--- The data Enclosed Below ---
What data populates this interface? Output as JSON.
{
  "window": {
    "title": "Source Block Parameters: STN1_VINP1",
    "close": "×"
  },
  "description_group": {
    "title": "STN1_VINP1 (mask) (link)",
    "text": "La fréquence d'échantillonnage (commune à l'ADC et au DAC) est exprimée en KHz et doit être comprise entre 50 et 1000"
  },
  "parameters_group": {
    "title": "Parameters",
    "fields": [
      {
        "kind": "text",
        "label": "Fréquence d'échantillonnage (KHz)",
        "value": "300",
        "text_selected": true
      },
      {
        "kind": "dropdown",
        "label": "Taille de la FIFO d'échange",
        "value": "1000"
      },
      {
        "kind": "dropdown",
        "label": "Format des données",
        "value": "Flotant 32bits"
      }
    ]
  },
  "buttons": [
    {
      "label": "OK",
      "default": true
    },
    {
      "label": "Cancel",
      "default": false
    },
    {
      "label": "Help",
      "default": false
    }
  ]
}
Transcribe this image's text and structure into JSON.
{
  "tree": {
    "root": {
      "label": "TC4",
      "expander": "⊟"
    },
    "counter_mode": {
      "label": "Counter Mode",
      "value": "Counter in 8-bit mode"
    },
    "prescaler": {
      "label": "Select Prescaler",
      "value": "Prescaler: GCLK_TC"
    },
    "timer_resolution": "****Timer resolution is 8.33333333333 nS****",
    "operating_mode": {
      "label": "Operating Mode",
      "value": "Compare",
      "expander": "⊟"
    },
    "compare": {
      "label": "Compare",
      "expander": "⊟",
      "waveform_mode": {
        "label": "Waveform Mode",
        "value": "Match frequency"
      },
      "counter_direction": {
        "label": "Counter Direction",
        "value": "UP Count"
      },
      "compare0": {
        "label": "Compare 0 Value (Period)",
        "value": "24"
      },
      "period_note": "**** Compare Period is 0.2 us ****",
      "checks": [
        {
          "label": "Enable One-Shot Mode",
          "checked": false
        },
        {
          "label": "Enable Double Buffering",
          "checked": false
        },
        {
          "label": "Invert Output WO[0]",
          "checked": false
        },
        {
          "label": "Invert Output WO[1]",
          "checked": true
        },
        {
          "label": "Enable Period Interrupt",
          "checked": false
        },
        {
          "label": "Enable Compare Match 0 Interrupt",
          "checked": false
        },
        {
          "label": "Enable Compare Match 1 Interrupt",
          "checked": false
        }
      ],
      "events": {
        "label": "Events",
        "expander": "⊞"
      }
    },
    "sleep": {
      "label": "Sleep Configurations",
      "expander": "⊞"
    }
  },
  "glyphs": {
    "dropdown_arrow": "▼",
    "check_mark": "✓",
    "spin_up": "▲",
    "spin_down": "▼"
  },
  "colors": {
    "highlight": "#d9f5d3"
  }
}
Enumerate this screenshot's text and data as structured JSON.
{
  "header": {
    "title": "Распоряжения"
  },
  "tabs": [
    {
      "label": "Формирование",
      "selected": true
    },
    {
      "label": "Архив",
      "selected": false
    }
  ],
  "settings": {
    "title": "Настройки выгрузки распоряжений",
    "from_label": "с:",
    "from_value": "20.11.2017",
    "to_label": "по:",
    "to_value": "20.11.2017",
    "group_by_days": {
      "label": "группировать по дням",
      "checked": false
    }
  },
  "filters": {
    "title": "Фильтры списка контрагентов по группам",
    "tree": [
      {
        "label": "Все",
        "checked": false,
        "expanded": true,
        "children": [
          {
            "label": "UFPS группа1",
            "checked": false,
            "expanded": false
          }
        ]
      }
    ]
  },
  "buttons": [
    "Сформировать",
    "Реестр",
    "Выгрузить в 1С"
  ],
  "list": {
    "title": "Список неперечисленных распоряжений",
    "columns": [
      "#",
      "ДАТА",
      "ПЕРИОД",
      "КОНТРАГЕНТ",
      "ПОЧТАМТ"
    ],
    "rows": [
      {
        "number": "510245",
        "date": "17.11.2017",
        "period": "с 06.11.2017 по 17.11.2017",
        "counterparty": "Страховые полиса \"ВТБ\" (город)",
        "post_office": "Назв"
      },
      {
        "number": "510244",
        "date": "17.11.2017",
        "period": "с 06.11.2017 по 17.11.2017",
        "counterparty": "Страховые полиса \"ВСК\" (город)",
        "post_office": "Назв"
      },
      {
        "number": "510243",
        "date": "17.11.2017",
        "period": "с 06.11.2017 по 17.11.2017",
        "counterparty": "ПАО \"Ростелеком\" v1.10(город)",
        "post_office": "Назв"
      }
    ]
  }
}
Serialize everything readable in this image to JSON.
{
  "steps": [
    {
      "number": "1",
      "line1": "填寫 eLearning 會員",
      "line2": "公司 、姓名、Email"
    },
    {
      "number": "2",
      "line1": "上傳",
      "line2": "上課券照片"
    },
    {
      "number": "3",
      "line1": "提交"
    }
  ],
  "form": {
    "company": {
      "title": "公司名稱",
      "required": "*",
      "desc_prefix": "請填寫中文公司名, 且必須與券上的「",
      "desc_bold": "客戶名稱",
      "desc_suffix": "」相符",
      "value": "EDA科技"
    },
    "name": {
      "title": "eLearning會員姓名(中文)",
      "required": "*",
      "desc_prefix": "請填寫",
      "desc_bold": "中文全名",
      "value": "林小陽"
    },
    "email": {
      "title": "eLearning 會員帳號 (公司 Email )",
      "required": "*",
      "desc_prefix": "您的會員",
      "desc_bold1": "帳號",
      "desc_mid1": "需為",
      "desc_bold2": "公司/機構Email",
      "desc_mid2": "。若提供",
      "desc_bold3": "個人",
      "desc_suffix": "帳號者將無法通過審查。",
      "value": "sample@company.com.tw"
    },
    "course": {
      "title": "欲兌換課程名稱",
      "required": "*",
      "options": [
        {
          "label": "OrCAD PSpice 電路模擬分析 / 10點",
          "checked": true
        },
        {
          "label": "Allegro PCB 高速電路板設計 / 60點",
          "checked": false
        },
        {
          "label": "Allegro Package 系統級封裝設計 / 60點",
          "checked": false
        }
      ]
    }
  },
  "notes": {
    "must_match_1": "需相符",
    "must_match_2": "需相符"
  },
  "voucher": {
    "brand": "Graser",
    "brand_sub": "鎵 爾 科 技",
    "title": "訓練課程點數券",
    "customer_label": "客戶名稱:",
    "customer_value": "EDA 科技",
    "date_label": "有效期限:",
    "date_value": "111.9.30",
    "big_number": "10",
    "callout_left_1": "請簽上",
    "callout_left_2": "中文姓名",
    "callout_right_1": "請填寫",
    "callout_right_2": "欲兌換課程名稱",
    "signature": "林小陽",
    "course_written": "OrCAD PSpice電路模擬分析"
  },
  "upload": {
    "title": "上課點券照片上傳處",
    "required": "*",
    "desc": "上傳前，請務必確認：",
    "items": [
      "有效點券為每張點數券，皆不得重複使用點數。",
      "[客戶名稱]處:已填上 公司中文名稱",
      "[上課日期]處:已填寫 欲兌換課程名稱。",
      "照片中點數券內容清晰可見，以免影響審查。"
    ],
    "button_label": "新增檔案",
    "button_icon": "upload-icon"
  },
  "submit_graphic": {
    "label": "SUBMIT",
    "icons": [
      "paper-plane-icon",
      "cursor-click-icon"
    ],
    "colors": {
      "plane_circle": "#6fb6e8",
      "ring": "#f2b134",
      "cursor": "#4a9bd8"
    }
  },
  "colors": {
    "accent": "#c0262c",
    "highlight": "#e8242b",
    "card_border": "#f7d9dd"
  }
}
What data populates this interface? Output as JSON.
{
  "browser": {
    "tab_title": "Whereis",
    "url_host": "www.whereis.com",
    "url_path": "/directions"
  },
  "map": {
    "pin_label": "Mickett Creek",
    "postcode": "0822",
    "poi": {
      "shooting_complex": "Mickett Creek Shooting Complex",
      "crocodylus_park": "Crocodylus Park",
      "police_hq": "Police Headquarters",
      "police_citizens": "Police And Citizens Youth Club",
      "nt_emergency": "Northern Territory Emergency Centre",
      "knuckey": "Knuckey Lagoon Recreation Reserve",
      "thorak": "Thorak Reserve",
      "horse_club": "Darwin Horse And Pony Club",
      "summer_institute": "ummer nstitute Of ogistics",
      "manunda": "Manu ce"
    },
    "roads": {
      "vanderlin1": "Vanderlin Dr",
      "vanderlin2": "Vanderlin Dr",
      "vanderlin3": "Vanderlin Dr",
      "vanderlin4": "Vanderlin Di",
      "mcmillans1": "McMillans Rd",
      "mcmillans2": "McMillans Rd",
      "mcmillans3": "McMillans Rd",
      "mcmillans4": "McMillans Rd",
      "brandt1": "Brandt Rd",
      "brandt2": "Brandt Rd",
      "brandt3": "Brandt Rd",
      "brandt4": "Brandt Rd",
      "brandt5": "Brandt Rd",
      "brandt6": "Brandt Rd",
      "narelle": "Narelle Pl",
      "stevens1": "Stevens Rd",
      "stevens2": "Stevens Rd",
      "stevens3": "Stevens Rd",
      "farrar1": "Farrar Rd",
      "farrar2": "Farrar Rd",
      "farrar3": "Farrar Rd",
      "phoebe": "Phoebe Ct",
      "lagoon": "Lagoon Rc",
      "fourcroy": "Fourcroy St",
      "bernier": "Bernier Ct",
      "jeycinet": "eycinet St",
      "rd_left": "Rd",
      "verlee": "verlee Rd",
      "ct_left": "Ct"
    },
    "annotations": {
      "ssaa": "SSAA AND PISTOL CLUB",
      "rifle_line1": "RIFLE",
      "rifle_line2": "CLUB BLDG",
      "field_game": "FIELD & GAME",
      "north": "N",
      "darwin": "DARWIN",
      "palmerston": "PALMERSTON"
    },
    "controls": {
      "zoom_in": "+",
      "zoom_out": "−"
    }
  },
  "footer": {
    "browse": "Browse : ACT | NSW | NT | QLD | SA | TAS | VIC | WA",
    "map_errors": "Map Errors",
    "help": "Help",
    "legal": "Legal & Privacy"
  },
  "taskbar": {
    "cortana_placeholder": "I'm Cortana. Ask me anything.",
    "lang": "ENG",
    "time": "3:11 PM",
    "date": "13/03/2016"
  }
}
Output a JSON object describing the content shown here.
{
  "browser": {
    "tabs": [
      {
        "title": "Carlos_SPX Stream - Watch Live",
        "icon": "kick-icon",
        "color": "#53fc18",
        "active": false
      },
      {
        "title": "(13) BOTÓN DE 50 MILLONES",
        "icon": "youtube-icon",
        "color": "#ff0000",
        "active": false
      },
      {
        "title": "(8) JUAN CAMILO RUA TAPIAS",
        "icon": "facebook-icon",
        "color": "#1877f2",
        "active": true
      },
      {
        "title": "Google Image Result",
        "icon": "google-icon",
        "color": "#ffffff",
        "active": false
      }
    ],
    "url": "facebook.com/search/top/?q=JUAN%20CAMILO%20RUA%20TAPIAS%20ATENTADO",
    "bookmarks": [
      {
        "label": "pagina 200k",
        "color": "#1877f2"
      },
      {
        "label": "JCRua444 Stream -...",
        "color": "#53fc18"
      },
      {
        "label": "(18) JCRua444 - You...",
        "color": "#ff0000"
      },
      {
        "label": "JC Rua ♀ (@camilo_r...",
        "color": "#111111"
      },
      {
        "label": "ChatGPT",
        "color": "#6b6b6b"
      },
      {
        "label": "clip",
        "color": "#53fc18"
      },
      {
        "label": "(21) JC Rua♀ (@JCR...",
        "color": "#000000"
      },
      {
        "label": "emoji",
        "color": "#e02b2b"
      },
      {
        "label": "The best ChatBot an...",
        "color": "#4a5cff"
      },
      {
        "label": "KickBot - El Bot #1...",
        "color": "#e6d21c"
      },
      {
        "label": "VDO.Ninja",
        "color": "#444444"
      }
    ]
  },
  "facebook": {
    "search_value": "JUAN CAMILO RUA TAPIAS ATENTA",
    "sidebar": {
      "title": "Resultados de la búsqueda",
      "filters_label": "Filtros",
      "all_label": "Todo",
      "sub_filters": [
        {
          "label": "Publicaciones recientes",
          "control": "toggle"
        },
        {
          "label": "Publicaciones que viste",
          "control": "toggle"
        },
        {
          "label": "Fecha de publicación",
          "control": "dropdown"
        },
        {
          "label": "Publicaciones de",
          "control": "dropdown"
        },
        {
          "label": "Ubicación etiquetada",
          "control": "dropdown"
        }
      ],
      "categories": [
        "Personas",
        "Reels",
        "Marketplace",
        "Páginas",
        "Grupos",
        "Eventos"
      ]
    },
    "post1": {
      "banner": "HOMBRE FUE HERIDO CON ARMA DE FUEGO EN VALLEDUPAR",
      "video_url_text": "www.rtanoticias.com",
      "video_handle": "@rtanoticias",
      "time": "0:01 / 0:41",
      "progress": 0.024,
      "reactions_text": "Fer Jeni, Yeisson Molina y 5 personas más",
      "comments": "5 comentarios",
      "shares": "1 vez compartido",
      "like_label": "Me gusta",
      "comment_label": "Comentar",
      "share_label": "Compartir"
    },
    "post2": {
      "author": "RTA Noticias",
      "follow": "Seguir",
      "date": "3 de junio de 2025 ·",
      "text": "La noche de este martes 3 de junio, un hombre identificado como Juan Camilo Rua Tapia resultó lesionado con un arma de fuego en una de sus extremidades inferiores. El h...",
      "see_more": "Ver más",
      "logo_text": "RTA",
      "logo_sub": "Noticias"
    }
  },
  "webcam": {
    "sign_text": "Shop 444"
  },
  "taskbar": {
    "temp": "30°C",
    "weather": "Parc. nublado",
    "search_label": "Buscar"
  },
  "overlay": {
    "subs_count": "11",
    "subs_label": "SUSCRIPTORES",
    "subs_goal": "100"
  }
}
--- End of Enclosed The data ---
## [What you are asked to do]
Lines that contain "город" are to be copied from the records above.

## [Solution]
        "counterparty": "Страховые полиса \"ВТБ\" (город)",
        "counterparty": "Страховые полиса \"ВСК\" (город)",
        "counterparty": "ПАО \"Ростелеком\" v1.10(город)",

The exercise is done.